THE fate of the Grangemouth oil refinery has been sealed after ministers agreed to support its "transition" following a crunch meeting on the site's future.

Speaking after a meeting involving refinery owners Petroineos, Unite and both Scottish and UK Government ministers, Energy Secretary Neil Gray said all present had agreed to support Grangemouth workers as the refinery wound down operations.

It was announced late last year that the refinery would be closed – potentially as early as spring 2025 – and the site repurposed as an import hub for finished fuel products.

Earlier this week, Energy Minister Graham Stuart ruled out a Westminster bail-out for the site, claiming it would not be “a sensible use of taxpayers' money”.

This could result in the loss of around 400 jobs and it is expected this would have knock-on effects in the wider economy linked to the refinery.

Thursday’s meeting involved trade unionists and the owners of the business for the first time, after the Sunday National revealed the board set up to co-ordinate efforts to boost industry in the town had excluded them from past meetings.

After we revealed the concerns of Unite – which represents workers at the Grangemouth refinery – that a Scottish Government-led group called the Grangemouth Future Industry Board had achieved “nothing” since it was set up in 2020, the Energy Secretary convened a new forum to oversee its work.

The new Industrial Just Transition Leadership Forum discussed how to “support the workforce”, according to Gray (below).

The National:

He said: “The first meeting of the Industrial Just Transition Leadership Forum was a constructive discussion focused on both the short and long-term future of the Grangemouth industrial cluster, its workforces and the important role it plays in supporting the local community and economy.

READ MORE: Grangemouth industry board slammed over inactivity

“Our discussions today, rightly, focused on the recent announcement by Petroineos and the important role that all partners can play to support the workforce at this time.”

But Gray went on to confirm that the oil refinery – the last of its kind in Scotland – would close as the site “transitions”.

“Given the significance of the Grangemouth industrial cluster to Scotland’s economy and the crucial role it will play in our just transition to net zero, it is to be welcomed that this group of key stakeholders has committed to work collaboratively to support the refinery business and its workforce as it transitions,” he said.

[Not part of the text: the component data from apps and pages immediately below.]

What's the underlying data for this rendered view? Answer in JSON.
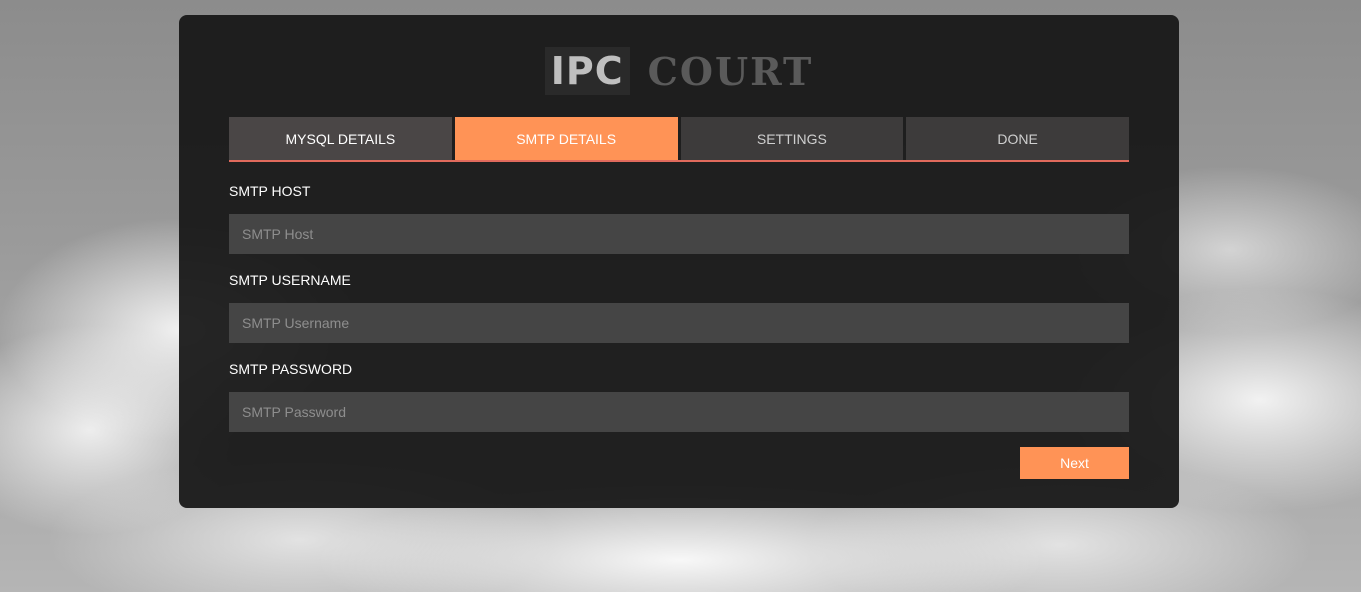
{
  "logo": {
    "part1": "IPC",
    "part2": "COURT"
  },
  "tabs": [
    {
      "label": "MYSQL DETAILS"
    },
    {
      "label": "SMTP DETAILS"
    },
    {
      "label": "SETTINGS"
    },
    {
      "label": "DONE"
    }
  ],
  "active_tab": "SMTP DETAILS",
  "form": {
    "host": {
      "label": "SMTP HOST",
      "placeholder": "SMTP Host",
      "value": ""
    },
    "username": {
      "label": "SMTP USERNAME",
      "placeholder": "SMTP Username",
      "value": ""
    },
    "password": {
      "label": "SMTP PASSWORD",
      "placeholder": "SMTP Password",
      "value": ""
    }
  },
  "actions": {
    "next_label": "Next"
  },
  "colors": {
    "accent": "#ff9356",
    "tab_underline": "#e06a5c",
    "panel_bg": "#161616",
    "input_bg": "#454545"
  }
}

Scotland Office Minister John Lamont was also present at the meeting and told The National: "The UK and Scottish governments and partners will continue to work together looking at the long-term future of the Grangemouth site and ensure the employees are supported through this transition."

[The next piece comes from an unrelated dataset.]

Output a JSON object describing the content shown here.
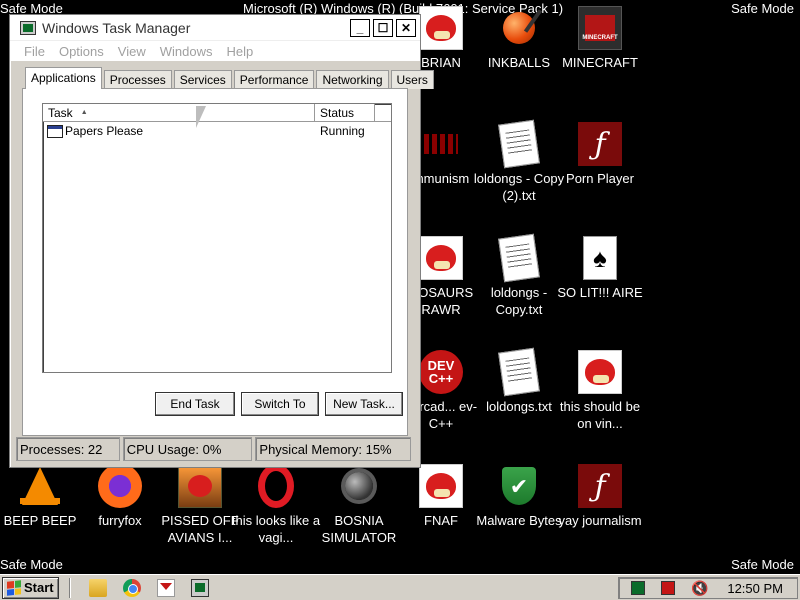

According to research from the Alba Party earlier this year, it will leave Scotland as one of just a handful of nations which produces oil but does not refine it within its borders.

Outlining his vision for a future independent Scotland’s industrial policy last week, First Minister Humza Yousaf said oil revenues would form part of the SNP’s spending plans for a decade after independence.

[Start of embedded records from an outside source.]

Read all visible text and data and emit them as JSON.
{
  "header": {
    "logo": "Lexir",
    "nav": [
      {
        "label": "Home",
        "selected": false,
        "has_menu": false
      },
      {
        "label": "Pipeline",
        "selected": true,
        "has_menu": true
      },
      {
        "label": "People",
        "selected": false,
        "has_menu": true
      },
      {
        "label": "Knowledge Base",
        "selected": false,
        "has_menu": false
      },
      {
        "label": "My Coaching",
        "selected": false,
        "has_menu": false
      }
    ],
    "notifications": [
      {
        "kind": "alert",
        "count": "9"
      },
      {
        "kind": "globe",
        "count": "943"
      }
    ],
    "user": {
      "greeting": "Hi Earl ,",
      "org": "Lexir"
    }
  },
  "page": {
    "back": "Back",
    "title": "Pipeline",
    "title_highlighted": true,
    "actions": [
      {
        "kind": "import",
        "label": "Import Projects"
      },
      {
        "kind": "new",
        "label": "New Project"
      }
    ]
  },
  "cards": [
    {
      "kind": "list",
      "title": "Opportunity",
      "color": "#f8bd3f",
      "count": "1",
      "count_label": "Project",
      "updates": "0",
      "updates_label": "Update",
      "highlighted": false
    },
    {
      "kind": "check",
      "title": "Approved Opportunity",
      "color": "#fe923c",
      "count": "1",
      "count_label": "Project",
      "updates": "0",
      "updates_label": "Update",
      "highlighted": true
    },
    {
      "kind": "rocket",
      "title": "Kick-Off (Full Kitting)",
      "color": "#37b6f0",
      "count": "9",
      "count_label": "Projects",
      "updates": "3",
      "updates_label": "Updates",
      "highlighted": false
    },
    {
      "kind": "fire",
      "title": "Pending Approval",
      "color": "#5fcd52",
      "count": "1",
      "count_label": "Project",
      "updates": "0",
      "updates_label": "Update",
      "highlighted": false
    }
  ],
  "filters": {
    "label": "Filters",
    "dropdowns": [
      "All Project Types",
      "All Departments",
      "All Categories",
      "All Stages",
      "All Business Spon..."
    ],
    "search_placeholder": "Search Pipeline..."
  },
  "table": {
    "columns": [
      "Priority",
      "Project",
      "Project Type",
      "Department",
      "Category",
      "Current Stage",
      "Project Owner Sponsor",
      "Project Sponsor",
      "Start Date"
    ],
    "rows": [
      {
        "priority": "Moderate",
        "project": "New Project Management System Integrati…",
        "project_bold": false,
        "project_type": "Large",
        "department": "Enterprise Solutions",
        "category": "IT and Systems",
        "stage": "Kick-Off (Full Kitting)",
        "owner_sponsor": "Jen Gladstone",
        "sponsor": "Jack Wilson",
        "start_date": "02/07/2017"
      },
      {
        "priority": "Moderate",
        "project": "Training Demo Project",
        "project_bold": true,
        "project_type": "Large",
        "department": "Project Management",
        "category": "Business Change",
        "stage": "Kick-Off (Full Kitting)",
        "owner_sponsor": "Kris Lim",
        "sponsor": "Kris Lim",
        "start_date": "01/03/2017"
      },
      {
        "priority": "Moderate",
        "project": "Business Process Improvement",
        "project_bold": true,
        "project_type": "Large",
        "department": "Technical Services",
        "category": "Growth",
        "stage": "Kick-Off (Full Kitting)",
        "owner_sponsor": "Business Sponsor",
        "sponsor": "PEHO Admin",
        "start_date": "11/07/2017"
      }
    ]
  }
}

Unite made calls before the meeting for the life of the refinery to be extended, and for new purposes for the site to be explored to keep employees there in work.

The National: Grangemouth

Derek Thomson, Unite’s Scottish secretary, said: “Unite has repeatedly pointed out that the Grangemouth Future Industry Board was not fit for purpose.

READ MORE: Grangemouth rescue would not be ‘sensible use of taxpayers’ money’

“We demanded wider participation involving the UK and Scottish governments and Unite as the voice of the workers at the Petroineos oil refinery.

“We see this as a positive development, but we are crystal clear that the forum can't be a talking shop.

“It urgently needs to bring forward proposals which could extend the lifespan of the oil refinery and see new alternative energy products including biofuels being developed at the complex.

“Our priority is to protect the hundreds of jobs at the oil refinery and Unite will continue to lead this fight.”

Labour MSP Richard Leonard, who represents the Central Scotland region, urged ministers not to treat the refinery's closure as an "inevitability". 

He said: "I am deeply concerned about the threatened closure of the refinery.

"I do not believe there is an inevitability to it and it should not be seen as a done deal by the Cabinet Secretary or by anyone.

"This is a strategic national asset – people should not shrug their shoulders and say this can be simply replaced by an oil and gas import terminal."

A Petroineos spokesman said: “We were pleased to participate in the Grangemouth Future Industry Board meeting, which was an opportunity to engage simultaneously with both UK and Scottish governments and other key stakeholders.

"Grangemouth benefits from access to first-class logistics, utilities and a skilled workforce and Petroineos is committed to considering the full range of low-carbon options for the site.”

A Department for Energy Security and Net Zero spokesperson said: “We know this is a concerning time for workers and their families, and are working closely with Grangemouth refinery on the long-term future of the site and how they are supporting staff."